─── The input ───

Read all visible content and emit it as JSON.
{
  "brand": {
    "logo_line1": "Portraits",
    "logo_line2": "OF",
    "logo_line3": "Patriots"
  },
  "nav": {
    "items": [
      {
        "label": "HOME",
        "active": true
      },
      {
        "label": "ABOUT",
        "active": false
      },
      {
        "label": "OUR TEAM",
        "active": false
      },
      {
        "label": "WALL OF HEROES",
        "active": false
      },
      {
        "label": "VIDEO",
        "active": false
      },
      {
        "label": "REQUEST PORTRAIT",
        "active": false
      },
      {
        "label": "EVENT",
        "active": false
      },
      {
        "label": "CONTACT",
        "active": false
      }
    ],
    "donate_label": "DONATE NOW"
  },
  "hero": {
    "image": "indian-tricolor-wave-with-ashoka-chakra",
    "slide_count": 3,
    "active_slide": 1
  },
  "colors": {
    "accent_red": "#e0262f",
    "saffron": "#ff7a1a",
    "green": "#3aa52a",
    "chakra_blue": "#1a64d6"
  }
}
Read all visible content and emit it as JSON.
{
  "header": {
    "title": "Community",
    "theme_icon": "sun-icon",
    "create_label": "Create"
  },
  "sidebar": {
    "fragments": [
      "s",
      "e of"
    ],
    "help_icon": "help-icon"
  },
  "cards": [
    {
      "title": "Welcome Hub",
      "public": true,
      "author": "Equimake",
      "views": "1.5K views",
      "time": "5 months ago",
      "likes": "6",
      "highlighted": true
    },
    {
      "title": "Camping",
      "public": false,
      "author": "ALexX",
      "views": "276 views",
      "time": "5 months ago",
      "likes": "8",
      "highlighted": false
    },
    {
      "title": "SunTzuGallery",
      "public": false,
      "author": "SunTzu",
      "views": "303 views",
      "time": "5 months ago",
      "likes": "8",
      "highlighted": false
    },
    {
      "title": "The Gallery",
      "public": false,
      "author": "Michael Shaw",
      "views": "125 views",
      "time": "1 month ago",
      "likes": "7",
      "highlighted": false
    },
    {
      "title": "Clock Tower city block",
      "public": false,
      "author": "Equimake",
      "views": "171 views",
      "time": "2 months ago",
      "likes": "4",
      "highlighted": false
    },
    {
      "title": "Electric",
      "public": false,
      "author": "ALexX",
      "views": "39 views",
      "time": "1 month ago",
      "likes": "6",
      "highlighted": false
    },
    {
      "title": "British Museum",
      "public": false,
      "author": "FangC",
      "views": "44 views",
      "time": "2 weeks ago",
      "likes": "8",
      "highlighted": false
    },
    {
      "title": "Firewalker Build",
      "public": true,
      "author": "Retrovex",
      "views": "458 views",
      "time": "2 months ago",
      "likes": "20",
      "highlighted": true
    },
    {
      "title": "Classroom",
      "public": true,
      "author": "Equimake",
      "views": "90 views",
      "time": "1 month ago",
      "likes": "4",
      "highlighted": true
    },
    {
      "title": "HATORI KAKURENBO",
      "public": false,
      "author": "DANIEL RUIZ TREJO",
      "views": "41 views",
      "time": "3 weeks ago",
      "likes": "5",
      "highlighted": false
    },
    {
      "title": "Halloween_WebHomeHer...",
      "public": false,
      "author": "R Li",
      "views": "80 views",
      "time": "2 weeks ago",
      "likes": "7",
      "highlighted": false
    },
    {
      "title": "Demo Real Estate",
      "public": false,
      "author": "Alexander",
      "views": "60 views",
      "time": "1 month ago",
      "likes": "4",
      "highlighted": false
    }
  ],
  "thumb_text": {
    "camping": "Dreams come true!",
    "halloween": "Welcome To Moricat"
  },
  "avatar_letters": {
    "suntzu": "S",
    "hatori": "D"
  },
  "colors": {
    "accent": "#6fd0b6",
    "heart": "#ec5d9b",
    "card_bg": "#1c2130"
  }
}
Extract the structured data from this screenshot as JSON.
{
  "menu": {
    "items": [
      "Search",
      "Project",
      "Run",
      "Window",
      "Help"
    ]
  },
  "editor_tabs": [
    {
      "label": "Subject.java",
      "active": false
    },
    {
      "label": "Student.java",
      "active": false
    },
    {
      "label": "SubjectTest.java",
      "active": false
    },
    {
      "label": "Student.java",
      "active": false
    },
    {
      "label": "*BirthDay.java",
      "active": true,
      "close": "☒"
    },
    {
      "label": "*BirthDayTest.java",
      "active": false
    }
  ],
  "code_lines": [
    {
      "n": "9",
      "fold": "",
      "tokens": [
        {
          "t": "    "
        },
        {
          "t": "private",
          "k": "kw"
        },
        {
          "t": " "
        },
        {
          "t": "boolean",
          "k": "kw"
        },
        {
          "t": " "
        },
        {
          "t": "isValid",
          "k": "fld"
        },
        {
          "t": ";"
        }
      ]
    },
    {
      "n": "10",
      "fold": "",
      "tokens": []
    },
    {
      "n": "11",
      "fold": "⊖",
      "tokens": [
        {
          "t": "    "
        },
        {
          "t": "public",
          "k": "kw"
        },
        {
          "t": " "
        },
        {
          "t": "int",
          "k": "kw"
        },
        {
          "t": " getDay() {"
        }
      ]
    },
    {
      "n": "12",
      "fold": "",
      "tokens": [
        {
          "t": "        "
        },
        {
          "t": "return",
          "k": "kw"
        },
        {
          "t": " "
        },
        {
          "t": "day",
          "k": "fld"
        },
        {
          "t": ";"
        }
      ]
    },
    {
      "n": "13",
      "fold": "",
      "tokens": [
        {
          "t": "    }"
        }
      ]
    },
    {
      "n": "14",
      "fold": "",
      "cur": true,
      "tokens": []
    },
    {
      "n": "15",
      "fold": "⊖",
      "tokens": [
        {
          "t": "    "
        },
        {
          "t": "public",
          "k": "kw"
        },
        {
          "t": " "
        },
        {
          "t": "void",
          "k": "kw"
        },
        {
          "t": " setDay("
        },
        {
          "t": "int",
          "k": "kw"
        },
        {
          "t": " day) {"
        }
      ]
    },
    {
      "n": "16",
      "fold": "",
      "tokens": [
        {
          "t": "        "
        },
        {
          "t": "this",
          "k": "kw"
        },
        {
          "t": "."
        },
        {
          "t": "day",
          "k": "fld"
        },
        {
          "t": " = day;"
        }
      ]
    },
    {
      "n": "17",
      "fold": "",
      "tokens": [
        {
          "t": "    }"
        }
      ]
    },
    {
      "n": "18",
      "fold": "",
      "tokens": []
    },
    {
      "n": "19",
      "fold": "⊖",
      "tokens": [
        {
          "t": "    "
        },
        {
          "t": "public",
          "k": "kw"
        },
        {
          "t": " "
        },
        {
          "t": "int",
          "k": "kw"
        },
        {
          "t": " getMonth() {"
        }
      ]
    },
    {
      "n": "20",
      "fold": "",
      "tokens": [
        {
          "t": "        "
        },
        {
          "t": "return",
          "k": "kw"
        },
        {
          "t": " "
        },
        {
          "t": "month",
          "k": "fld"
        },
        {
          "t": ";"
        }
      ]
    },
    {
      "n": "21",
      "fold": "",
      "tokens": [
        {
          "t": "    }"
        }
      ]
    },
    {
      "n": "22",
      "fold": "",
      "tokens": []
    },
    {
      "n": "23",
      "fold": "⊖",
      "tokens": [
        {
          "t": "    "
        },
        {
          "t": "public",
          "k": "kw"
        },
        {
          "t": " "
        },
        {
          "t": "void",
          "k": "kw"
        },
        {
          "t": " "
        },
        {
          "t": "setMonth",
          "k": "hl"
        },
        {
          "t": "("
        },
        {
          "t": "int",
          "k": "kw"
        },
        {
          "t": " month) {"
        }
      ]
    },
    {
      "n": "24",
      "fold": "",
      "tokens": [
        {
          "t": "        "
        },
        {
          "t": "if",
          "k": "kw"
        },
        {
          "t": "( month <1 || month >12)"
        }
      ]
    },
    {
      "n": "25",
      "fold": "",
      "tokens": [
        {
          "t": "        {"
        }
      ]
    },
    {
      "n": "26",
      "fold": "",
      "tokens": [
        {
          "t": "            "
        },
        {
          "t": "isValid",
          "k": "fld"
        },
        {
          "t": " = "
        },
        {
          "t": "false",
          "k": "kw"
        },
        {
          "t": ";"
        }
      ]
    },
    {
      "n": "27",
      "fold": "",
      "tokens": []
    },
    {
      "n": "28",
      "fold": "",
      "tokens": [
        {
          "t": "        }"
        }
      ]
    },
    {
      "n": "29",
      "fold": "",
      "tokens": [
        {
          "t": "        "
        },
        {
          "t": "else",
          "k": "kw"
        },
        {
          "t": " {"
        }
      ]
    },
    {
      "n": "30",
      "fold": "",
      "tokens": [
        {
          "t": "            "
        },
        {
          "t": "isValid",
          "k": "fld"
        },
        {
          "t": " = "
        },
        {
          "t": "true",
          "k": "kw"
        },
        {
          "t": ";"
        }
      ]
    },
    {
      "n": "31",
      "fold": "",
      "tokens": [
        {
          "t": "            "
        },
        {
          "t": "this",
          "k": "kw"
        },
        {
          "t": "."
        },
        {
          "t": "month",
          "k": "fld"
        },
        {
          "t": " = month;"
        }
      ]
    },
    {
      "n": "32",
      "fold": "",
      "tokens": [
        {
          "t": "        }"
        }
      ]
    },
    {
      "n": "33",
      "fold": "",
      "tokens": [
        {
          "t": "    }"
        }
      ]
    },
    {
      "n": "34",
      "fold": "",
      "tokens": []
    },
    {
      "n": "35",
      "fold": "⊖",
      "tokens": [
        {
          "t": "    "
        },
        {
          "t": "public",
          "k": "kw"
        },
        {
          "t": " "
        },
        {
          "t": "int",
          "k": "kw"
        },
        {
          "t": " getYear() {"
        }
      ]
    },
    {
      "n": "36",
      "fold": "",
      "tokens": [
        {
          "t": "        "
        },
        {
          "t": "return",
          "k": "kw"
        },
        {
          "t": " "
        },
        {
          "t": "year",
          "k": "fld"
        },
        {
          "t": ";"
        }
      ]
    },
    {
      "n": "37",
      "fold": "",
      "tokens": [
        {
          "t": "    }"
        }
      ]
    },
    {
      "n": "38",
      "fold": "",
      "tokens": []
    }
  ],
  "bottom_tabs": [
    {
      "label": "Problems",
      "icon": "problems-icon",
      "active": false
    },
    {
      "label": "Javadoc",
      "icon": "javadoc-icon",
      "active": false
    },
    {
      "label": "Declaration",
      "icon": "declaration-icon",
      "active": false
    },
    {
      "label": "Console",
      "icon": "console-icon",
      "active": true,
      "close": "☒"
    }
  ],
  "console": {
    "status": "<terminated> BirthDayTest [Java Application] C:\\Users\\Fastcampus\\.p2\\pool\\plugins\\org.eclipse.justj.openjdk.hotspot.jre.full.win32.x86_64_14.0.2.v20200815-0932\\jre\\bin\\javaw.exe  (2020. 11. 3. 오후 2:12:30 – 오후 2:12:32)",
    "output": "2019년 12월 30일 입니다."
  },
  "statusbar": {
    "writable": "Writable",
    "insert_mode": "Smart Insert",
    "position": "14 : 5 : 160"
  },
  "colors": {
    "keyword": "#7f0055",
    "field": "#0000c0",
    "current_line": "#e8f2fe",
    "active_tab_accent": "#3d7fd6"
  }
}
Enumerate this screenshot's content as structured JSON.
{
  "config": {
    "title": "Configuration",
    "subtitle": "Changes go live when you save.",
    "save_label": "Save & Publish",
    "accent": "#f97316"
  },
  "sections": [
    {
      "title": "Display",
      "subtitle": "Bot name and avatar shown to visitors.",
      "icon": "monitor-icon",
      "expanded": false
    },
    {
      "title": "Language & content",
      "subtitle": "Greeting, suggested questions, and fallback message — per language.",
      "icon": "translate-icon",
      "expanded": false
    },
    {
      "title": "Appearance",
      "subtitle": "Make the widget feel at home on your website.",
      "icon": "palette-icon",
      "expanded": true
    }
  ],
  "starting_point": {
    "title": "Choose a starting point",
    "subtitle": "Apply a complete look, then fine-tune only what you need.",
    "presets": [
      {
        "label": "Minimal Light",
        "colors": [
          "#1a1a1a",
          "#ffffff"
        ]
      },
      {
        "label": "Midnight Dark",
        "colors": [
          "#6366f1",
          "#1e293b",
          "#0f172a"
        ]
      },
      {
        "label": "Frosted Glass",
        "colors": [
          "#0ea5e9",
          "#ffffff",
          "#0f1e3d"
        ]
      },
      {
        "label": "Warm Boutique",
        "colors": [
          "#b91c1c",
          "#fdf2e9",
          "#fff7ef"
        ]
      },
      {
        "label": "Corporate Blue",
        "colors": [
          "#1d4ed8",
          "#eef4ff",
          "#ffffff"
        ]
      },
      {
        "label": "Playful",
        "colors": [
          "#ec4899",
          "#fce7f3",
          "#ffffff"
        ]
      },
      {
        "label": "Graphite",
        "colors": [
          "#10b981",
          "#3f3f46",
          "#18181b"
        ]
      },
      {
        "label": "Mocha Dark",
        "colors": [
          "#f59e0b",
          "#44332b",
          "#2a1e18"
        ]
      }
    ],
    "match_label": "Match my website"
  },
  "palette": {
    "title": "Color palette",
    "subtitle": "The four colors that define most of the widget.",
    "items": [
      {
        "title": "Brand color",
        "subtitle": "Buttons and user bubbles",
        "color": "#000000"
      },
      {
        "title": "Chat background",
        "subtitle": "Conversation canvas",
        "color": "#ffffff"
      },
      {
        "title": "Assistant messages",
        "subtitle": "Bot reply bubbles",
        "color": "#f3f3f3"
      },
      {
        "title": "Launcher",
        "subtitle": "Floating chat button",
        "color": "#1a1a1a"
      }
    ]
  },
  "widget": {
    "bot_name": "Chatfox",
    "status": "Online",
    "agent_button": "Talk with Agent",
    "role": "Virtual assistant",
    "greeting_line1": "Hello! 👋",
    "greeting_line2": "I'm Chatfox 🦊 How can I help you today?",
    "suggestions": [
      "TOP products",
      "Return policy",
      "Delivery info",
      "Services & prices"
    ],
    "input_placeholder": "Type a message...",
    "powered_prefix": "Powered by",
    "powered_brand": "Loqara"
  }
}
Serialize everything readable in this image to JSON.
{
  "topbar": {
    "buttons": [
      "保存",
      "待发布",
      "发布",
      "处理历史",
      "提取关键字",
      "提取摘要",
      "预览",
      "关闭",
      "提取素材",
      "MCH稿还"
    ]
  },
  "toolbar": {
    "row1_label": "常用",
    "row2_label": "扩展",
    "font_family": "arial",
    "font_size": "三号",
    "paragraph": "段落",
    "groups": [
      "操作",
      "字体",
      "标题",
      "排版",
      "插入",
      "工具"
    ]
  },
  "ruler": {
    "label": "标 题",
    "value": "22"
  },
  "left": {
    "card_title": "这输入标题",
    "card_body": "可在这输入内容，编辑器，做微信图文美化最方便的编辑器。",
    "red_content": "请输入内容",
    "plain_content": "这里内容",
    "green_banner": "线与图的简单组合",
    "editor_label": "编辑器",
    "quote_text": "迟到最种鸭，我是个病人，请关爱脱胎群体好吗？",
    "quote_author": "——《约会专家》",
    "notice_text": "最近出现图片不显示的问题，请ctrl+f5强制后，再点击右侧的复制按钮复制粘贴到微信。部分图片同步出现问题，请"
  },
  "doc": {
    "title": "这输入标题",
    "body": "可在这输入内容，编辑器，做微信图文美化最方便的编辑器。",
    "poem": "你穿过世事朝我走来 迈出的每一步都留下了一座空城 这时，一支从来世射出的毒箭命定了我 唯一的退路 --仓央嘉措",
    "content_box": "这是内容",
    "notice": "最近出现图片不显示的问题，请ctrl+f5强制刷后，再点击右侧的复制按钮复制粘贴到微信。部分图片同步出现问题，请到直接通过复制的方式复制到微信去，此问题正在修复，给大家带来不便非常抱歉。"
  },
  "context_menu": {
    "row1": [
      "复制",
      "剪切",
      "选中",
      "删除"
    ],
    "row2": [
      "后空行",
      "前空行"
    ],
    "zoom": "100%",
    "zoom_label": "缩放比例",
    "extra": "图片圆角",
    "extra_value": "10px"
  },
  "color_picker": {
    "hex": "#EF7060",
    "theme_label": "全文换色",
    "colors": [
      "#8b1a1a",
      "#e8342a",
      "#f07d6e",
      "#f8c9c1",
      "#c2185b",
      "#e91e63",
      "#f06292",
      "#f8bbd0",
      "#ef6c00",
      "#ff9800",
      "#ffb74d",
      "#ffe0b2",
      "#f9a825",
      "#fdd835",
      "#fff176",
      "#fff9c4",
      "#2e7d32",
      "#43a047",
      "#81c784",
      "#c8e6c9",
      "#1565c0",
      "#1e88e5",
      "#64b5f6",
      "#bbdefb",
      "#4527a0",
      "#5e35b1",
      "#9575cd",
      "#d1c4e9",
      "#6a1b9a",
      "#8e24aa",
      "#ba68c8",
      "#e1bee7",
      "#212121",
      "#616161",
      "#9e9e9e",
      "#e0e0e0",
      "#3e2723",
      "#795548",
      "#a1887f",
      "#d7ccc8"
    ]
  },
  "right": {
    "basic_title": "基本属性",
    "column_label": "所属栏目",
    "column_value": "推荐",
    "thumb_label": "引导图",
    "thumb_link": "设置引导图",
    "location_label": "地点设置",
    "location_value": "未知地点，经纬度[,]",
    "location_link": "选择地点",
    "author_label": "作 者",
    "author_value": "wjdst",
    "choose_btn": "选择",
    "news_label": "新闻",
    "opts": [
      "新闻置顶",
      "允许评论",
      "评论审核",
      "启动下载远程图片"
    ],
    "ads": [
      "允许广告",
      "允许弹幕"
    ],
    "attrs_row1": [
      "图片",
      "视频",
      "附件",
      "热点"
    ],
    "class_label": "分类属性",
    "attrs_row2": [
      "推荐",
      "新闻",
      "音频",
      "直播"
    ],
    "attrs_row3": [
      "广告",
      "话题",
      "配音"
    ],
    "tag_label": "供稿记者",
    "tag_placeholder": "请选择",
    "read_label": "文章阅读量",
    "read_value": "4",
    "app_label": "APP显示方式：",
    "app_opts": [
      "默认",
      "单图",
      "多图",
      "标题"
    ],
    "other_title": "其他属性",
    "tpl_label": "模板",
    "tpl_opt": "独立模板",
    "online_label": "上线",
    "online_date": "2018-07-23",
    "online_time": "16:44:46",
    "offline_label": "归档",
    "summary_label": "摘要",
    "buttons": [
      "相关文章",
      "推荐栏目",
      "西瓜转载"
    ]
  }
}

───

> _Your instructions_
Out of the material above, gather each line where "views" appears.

> _Task response_
      "views": "1.5K views",
      "views": "276 views",
      "views": "303 views",
      "views": "125 views",
      "views": "171 views",
      "views": "39 views",
      "views": "44 views",
      "views": "458 views",
      "views": "90 views",
      "views": "41 views",
      "views": "80 views",
      "views": "60 views",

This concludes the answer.